Data records: Begin

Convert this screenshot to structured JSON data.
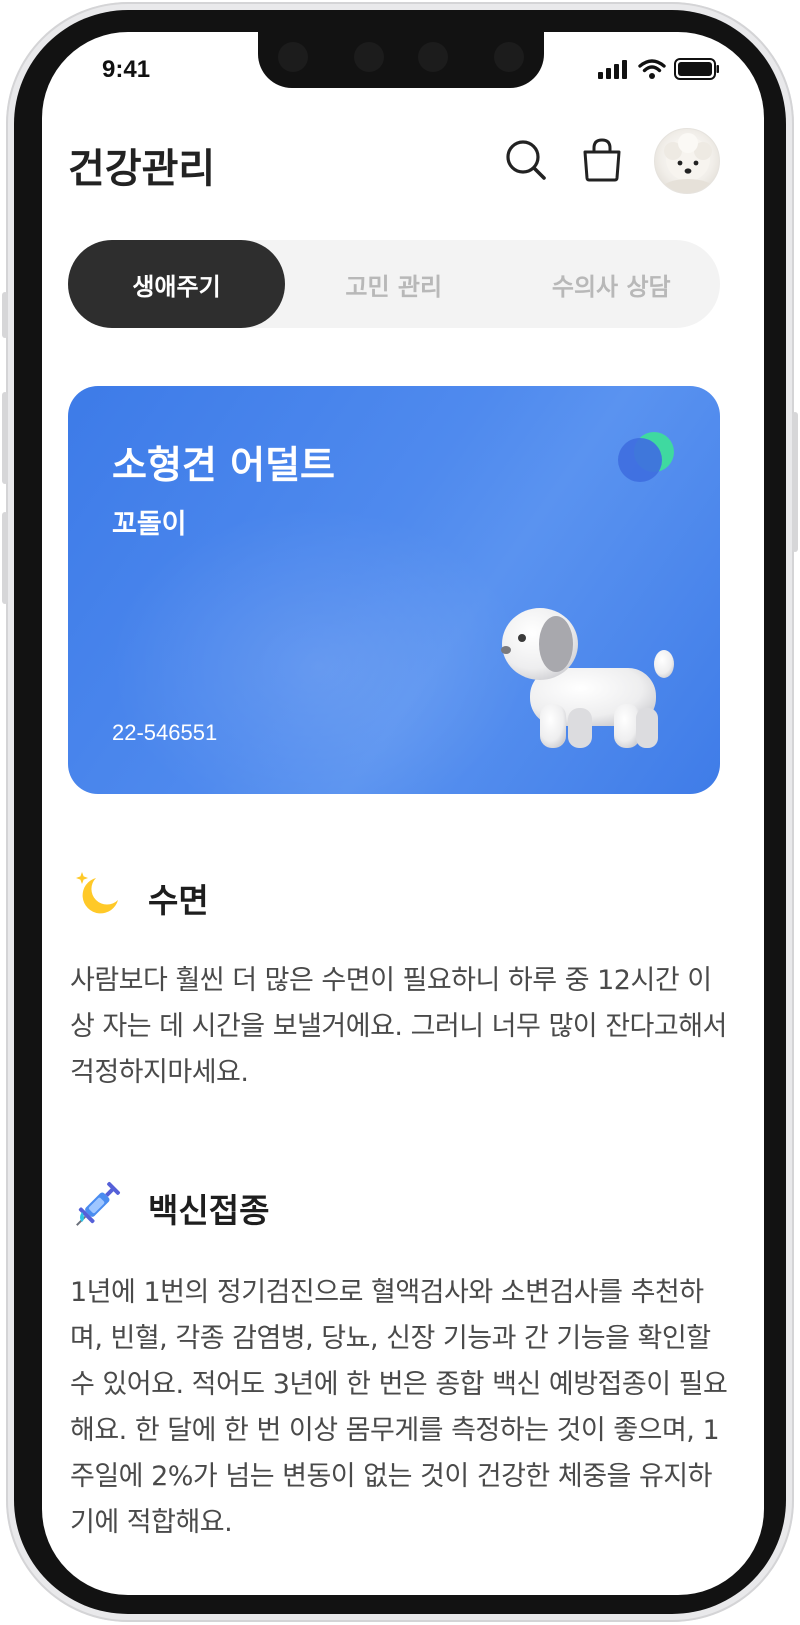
{
  "status_bar": {
    "time": "9:41"
  },
  "header": {
    "title": "건강관리"
  },
  "tabs": [
    {
      "label": "생애주기",
      "active": true
    },
    {
      "label": "고민 관리",
      "active": false
    },
    {
      "label": "수의사 상담",
      "active": false
    }
  ],
  "pet_card": {
    "title": "소형견 어덜트",
    "name": "꼬돌이",
    "number": "22-546551",
    "color": "#4a86ec"
  },
  "sections": [
    {
      "icon": "moon-icon",
      "title": "수면",
      "body": "사람보다 훨씬 더 많은 수면이 필요하니 하루 중 12시간 이상 자는 데 시간을 보낼거에요. 그러니 너무 많이 잔다고해서 걱정하지마세요."
    },
    {
      "icon": "syringe-icon",
      "title": "백신접종",
      "body": "1년에 1번의 정기검진으로 혈액검사와 소변검사를 추천하며, 빈혈, 각종 감염병, 당뇨, 신장 기능과 간 기능을 확인할 수 있어요. 적어도 3년에 한 번은 종합 백신 예방접종이 필요해요. 한 달에 한 번 이상 몸무게를 측정하는 것이 좋으며, 1주일에 2%가 넘는 변동이 없는 것이 건강한 체중을 유지하기에 적합해요."
    }
  ]
}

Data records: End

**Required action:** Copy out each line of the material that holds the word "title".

**Exercise output:**
    "title": "건강관리"
    "title": "소형견 어덜트",
      "title": "수면",
      "title": "백신접종",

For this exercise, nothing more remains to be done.